Record excerpts:
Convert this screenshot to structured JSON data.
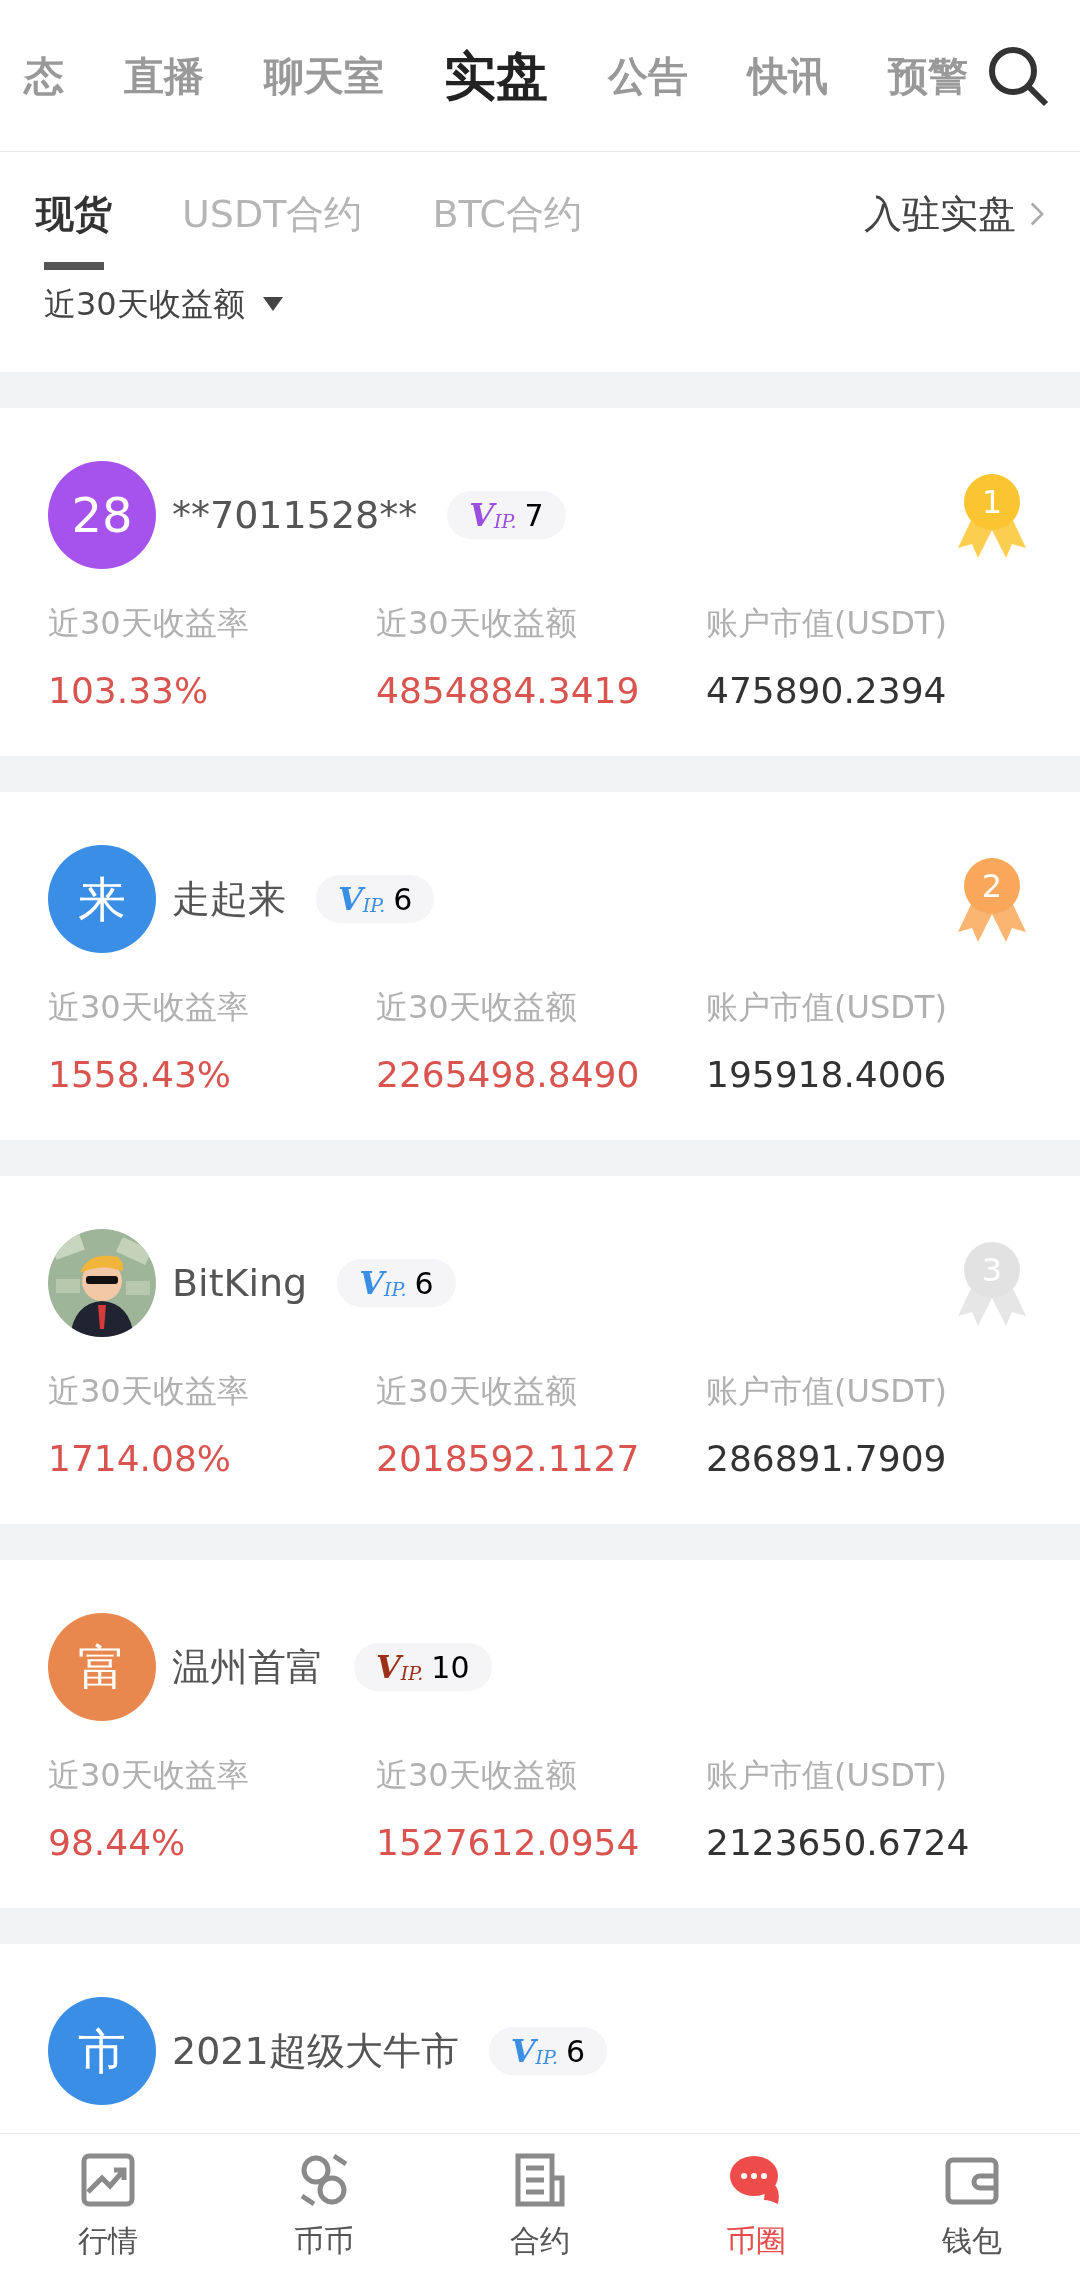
{
  "top_tabs": [
    {
      "label": "态",
      "selected": false
    },
    {
      "label": "直播",
      "selected": false
    },
    {
      "label": "聊天室",
      "selected": false
    },
    {
      "label": "实盘",
      "selected": true
    },
    {
      "label": "公告",
      "selected": false
    },
    {
      "label": "快讯",
      "selected": false
    },
    {
      "label": "预警",
      "selected": false
    }
  ],
  "sub_tabs": [
    {
      "label": "现货",
      "selected": true
    },
    {
      "label": "USDT合约",
      "selected": false
    },
    {
      "label": "BTC合约",
      "selected": false
    }
  ],
  "join_link": "入驻实盘",
  "sort": {
    "label": "近30天收益额"
  },
  "traders": [
    {
      "avatar": {
        "kind": "initial",
        "text": "28",
        "color": "#a652ec"
      },
      "name": "**7011528**",
      "vip": {
        "v": "V",
        "ip": "IP.",
        "tier": "7",
        "color": "#9b4ee0"
      },
      "rank": {
        "text": "1",
        "color": "#fbc531"
      },
      "stats": [
        {
          "label": "近30天收益率",
          "value": "103.33%",
          "kind": "gain"
        },
        {
          "label": "近30天收益额",
          "value": "4854884.3419",
          "kind": "gain"
        },
        {
          "label": "账户市值(USDT)",
          "value": "475890.2394",
          "kind": "plain"
        }
      ]
    },
    {
      "avatar": {
        "kind": "initial",
        "text": "来",
        "color": "#3a8ee6"
      },
      "name": "走起来",
      "vip": {
        "v": "V",
        "ip": "IP.",
        "tier": "6",
        "color": "#3a8ee6"
      },
      "rank": {
        "text": "2",
        "color": "#f9a85b"
      },
      "stats": [
        {
          "label": "近30天收益率",
          "value": "1558.43%",
          "kind": "gain"
        },
        {
          "label": "近30天收益额",
          "value": "2265498.8490",
          "kind": "gain"
        },
        {
          "label": "账户市值(USDT)",
          "value": "195918.4006",
          "kind": "plain"
        }
      ]
    },
    {
      "name": "BitKing",
      "vip": {
        "v": "V",
        "ip": "IP.",
        "tier": "6",
        "color": "#3a8ee6"
      },
      "rank": {
        "text": "3",
        "color": "#e2e2e2"
      },
      "stats": [
        {
          "label": "近30天收益率",
          "value": "1714.08%",
          "kind": "gain"
        },
        {
          "label": "近30天收益额",
          "value": "2018592.1127",
          "kind": "gain"
        },
        {
          "label": "账户市值(USDT)",
          "value": "286891.7909",
          "kind": "plain"
        }
      ]
    },
    {
      "avatar": {
        "kind": "initial",
        "text": "富",
        "color": "#e9884e"
      },
      "name": "温州首富",
      "vip": {
        "v": "V",
        "ip": "IP.",
        "tier": "10",
        "color": "#9c2f17"
      },
      "stats": [
        {
          "label": "近30天收益率",
          "value": "98.44%",
          "kind": "gain"
        },
        {
          "label": "近30天收益额",
          "value": "1527612.0954",
          "kind": "gain"
        },
        {
          "label": "账户市值(USDT)",
          "value": "2123650.6724",
          "kind": "plain"
        }
      ]
    },
    {
      "avatar": {
        "kind": "initial",
        "text": "市",
        "color": "#3a8ee6"
      },
      "name": "2021超级大牛市",
      "vip": {
        "v": "V",
        "ip": "IP.",
        "tier": "6",
        "color": "#3a8ee6"
      }
    }
  ],
  "bottom_nav": [
    {
      "label": "行情",
      "kind": "chart",
      "selected": false
    },
    {
      "label": "币币",
      "kind": "exchange",
      "selected": false
    },
    {
      "label": "合约",
      "kind": "document",
      "selected": false
    },
    {
      "label": "币圈",
      "kind": "chat",
      "selected": true
    },
    {
      "label": "钱包",
      "kind": "wallet",
      "selected": false
    }
  ]
}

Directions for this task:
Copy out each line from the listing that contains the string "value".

Solution for this task:
          "value": "103.33%",
          "value": "4854884.3419",
          "value": "475890.2394",
          "value": "1558.43%",
          "value": "2265498.8490",
          "value": "195918.4006",
          "value": "1714.08%",
          "value": "2018592.1127",
          "value": "286891.7909",
          "value": "98.44%",
          "value": "1527612.0954",
          "value": "2123650.6724",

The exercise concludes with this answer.